┌──
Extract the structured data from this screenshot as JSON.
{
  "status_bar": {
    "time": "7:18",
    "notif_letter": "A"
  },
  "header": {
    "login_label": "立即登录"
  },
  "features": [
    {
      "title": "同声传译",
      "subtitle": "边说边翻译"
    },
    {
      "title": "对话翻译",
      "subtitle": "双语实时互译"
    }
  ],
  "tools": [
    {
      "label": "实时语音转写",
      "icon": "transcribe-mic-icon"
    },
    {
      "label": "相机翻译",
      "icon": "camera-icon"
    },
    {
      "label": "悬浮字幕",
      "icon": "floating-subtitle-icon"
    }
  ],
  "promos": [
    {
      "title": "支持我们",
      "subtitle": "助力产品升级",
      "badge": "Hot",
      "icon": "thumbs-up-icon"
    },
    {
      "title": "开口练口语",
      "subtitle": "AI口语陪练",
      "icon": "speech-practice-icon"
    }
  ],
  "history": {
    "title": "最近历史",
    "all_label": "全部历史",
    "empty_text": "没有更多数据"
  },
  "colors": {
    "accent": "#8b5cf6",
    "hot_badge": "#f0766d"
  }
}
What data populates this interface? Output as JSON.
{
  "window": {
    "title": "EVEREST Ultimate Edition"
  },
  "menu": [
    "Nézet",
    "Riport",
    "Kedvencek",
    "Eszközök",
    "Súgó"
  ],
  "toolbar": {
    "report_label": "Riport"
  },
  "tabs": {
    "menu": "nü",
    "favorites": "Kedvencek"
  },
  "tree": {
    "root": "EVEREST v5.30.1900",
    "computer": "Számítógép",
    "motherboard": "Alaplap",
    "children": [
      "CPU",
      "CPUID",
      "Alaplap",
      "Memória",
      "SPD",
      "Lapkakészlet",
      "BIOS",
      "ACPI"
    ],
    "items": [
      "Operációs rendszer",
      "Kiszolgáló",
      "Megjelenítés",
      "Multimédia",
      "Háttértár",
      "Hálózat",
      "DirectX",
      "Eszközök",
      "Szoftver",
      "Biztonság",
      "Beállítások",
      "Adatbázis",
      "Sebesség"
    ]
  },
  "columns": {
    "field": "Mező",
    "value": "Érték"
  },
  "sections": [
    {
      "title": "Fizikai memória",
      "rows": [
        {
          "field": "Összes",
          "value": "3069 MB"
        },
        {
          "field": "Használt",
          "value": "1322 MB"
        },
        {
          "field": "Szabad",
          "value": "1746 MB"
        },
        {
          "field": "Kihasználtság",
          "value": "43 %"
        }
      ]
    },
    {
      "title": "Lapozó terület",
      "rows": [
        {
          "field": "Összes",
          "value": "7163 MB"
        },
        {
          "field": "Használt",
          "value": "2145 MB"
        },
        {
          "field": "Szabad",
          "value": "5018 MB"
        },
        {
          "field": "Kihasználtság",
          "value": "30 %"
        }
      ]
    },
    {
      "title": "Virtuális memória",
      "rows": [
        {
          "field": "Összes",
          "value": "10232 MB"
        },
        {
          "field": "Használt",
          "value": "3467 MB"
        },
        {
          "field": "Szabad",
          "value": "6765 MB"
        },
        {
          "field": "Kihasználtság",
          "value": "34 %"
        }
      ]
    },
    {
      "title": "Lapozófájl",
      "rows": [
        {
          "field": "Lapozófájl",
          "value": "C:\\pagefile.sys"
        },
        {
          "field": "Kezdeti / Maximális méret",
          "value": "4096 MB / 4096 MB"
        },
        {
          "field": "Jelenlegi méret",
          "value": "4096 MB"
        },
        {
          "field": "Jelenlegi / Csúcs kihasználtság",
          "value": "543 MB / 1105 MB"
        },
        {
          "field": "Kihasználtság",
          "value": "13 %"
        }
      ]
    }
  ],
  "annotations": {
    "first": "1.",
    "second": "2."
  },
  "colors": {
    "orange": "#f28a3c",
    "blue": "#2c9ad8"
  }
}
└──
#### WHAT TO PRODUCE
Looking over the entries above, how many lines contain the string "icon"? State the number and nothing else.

#### EXERCISE RESPONSE
5